The Mancos School District also has an accompanying culinary program that incorporates local foods into their meals and works alongside the lunch program. Since they do not have a classroom dedicated specifically to culinary studies, students share the kitchen for their academic purposes.
The accompanying culinary program is one of Mancos School’s courses where students receive a certificate for the craft they have learned. If students successfully complete the culinary program, they leave with a ServSafe Manager certificate – where Colorado requires a person in a commercial kitchen to have this.
Students must also complete community service projects each year to pass the class. This year they served chili and cornbread at the Mancos Cowboy Half Marathon.
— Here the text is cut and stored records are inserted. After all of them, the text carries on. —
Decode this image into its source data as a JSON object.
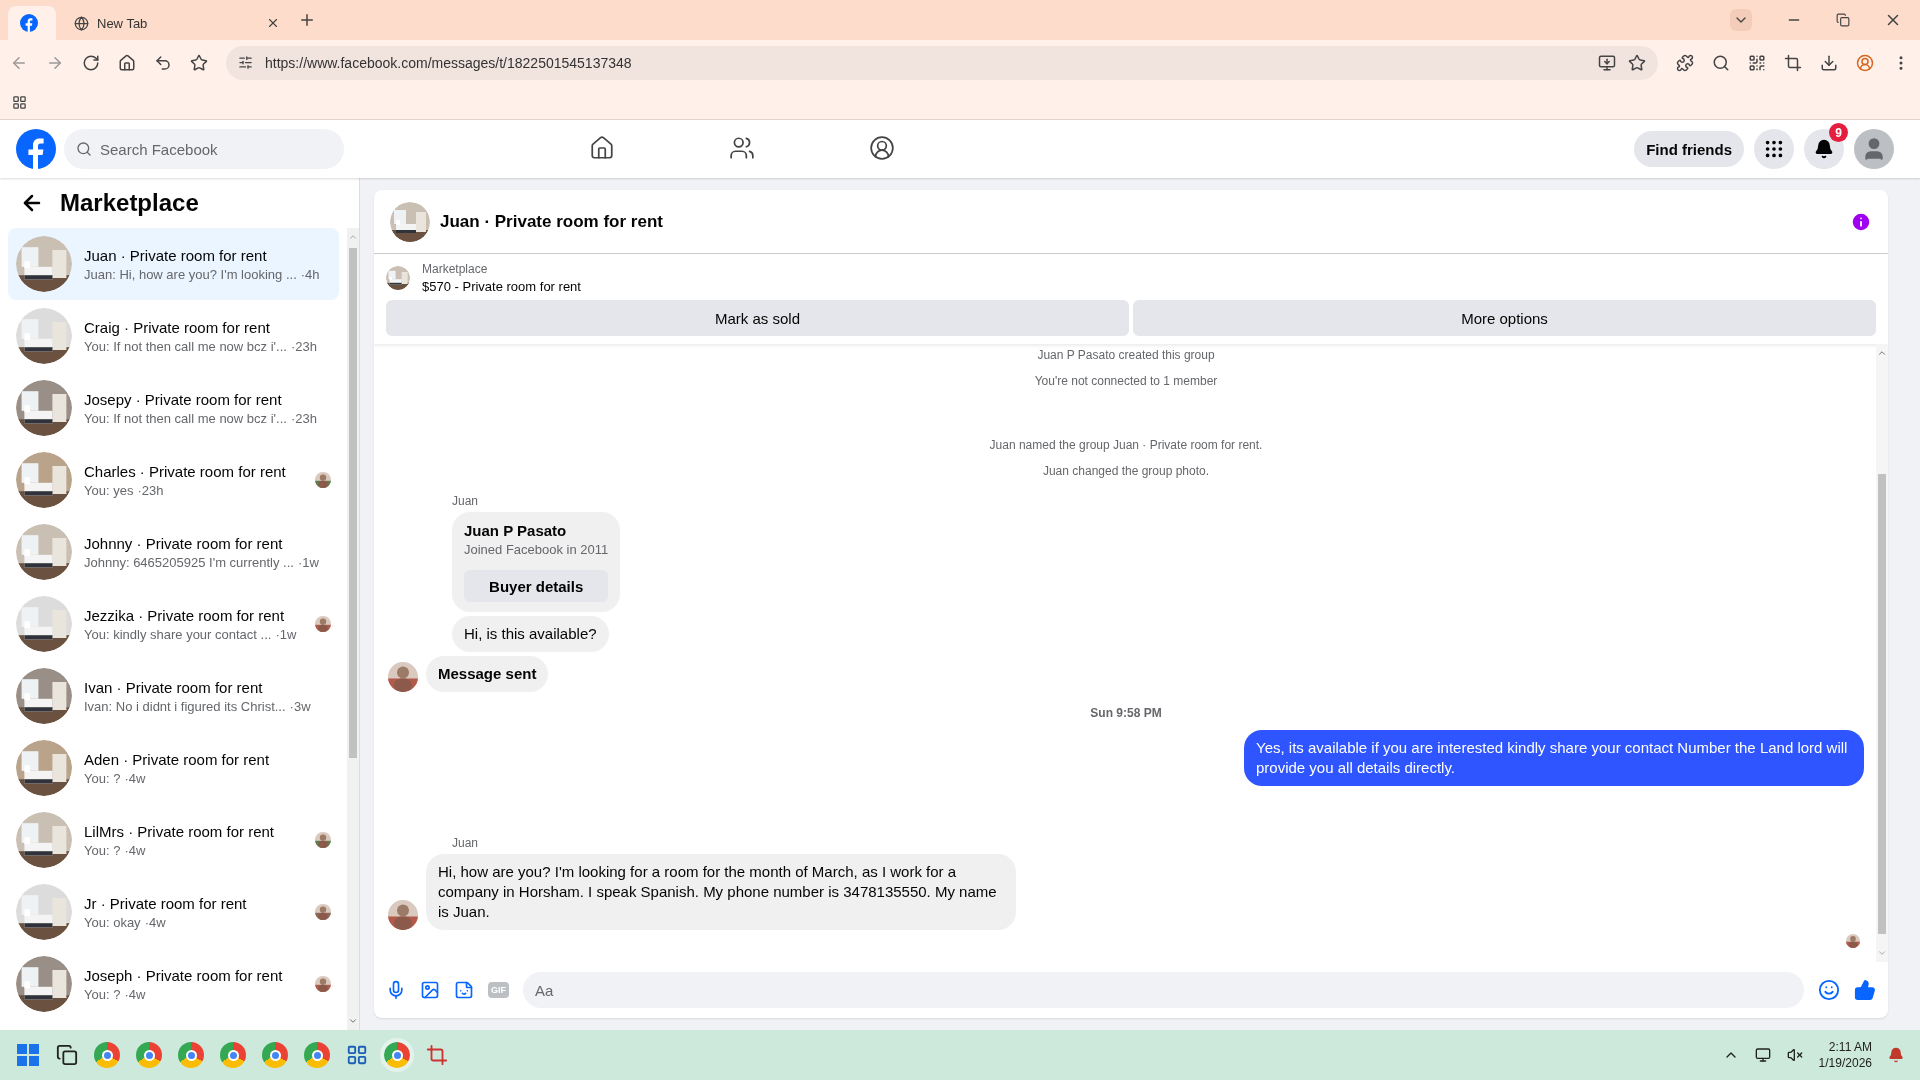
{
  "browser": {
    "tabs": [
      {
        "kind": "icon",
        "selected": true
      },
      {
        "kind": "text",
        "label": "New Tab",
        "selected": false
      }
    ],
    "url": "https://www.facebook.com/messages/t/1822501545137348"
  },
  "header": {
    "search_placeholder": "Search Facebook",
    "nav": [
      {
        "selected": false
      },
      {
        "selected": false
      },
      {
        "selected": false
      }
    ],
    "find_friends": "Find friends",
    "notification_count": "9"
  },
  "sidebar": {
    "title": "Marketplace",
    "items": [
      {
        "name": "Juan · Private room for rent",
        "preview": "Juan: Hi, how are you? I'm looking ...",
        "time": "·4h",
        "selected": true,
        "seen": false
      },
      {
        "name": "Craig · Private room for rent",
        "preview": "You: If not then call me now bcz i'...",
        "time": "·23h",
        "selected": false,
        "seen": false
      },
      {
        "name": "Josepy · Private room for rent",
        "preview": "You: If not then call me now bcz i'...",
        "time": "·23h",
        "selected": false,
        "seen": false
      },
      {
        "name": "Charles · Private room for rent",
        "preview": "You: yes",
        "time": "·23h",
        "selected": false,
        "seen": true
      },
      {
        "name": "Johnny · Private room for rent",
        "preview": "Johnny: 6465205925 I'm currently ...",
        "time": "·1w",
        "selected": false,
        "seen": false
      },
      {
        "name": "Jezzika · Private room for rent",
        "preview": "You: kindly share your contact ...",
        "time": "·1w",
        "selected": false,
        "seen": true
      },
      {
        "name": "Ivan · Private room for rent",
        "preview": "Ivan: No i didnt i figured its Christ...",
        "time": "·3w",
        "selected": false,
        "seen": false
      },
      {
        "name": "Aden · Private room for rent",
        "preview": "You: ?",
        "time": "·4w",
        "selected": false,
        "seen": false
      },
      {
        "name": "LilMrs · Private room for rent",
        "preview": "You: ?",
        "time": "·4w",
        "selected": false,
        "seen": true
      },
      {
        "name": "Jr · Private room for rent",
        "preview": "You: okay",
        "time": "·4w",
        "selected": false,
        "seen": true
      },
      {
        "name": "Joseph · Private room for rent",
        "preview": "You: ?",
        "time": "·4w",
        "selected": false,
        "seen": true
      }
    ]
  },
  "chat": {
    "title": "Juan · Private room for rent",
    "listing_label": "Marketplace",
    "listing": "$570 - Private room for rent",
    "buttons": [
      "Mark as sold",
      "More options"
    ],
    "messages": [
      {
        "kind": "system",
        "text": "Juan P Pasato created this group"
      },
      {
        "kind": "system",
        "text": "You're not connected to 1 member"
      },
      {
        "kind": "gap"
      },
      {
        "kind": "system",
        "text": "Juan named the group Juan · Private room for rent."
      },
      {
        "kind": "system",
        "text": "Juan changed the group photo."
      },
      {
        "kind": "sender",
        "text": "Juan"
      },
      {
        "kind": "card",
        "title": "Juan P Pasato",
        "subtitle": "Joined Facebook in 2011",
        "button": "Buyer details"
      },
      {
        "kind": "incoming",
        "text": "Hi, is this available?",
        "avatar": false,
        "bold": false
      },
      {
        "kind": "incoming",
        "text": "Message sent",
        "avatar": true,
        "bold": true
      },
      {
        "kind": "time",
        "text": "Sun 9:58 PM"
      },
      {
        "kind": "outgoing",
        "text": "Yes, its available if you are interested kindly share your contact Number the Land lord will provide you all details directly."
      },
      {
        "kind": "gap"
      },
      {
        "kind": "sender",
        "text": "Juan"
      },
      {
        "kind": "incoming",
        "text": "Hi, how are you? I'm looking for a room for the month of March, as I work for a company in Horsham. I speak Spanish. My phone number is 3478135550. My name is Juan.",
        "avatar": true,
        "bold": false
      },
      {
        "kind": "seen"
      }
    ],
    "composer": {
      "gif_label": "GIF",
      "placeholder": "Aa"
    }
  },
  "taskbar": {
    "time": "2:11 AM",
    "date": "1/19/2026"
  }
}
Armes said her new title this year as food industry director has expanded her responsibilities to learn about state subsidies and requirements. She also learns about all the different regulations and how to manage her team. She worked her way up from kitchen assistant to manager of the former school district’s principal to now in the six years she has been employed by the Mancos School District.
She said that in addition to the Nourish Colorado grant, the school receives another grant called the Local Food for Schools Cooperative, which is awarded by the USDA. Currently, this funding is unrestricted until next year, but according to Armes, this is the last time the Mancos School District will receive this grant.
This is the second year the Mancos School District has been involved. Last year they received $2,058.48 and this year they received just over $20 over last year at $2,083 for the entire school year.
“This is all made possible by our farmers, grants and of course the wonderful ladies I work with in the kitchen,” said Armes. “It’s a team effort.”
The Mancos School District received 1,800 pounds of local beef for this school year.
They purchased 320 pounds of local ground pork this year.
They brought in about 500 pounds of local produce and other items like local cheese, salsa, eggs that come from the food centers they work with – Tap Root Cooperative and Phoenix Foods of Dove Creek.
Nearly 75 pounds of produce donated to Mancos School District.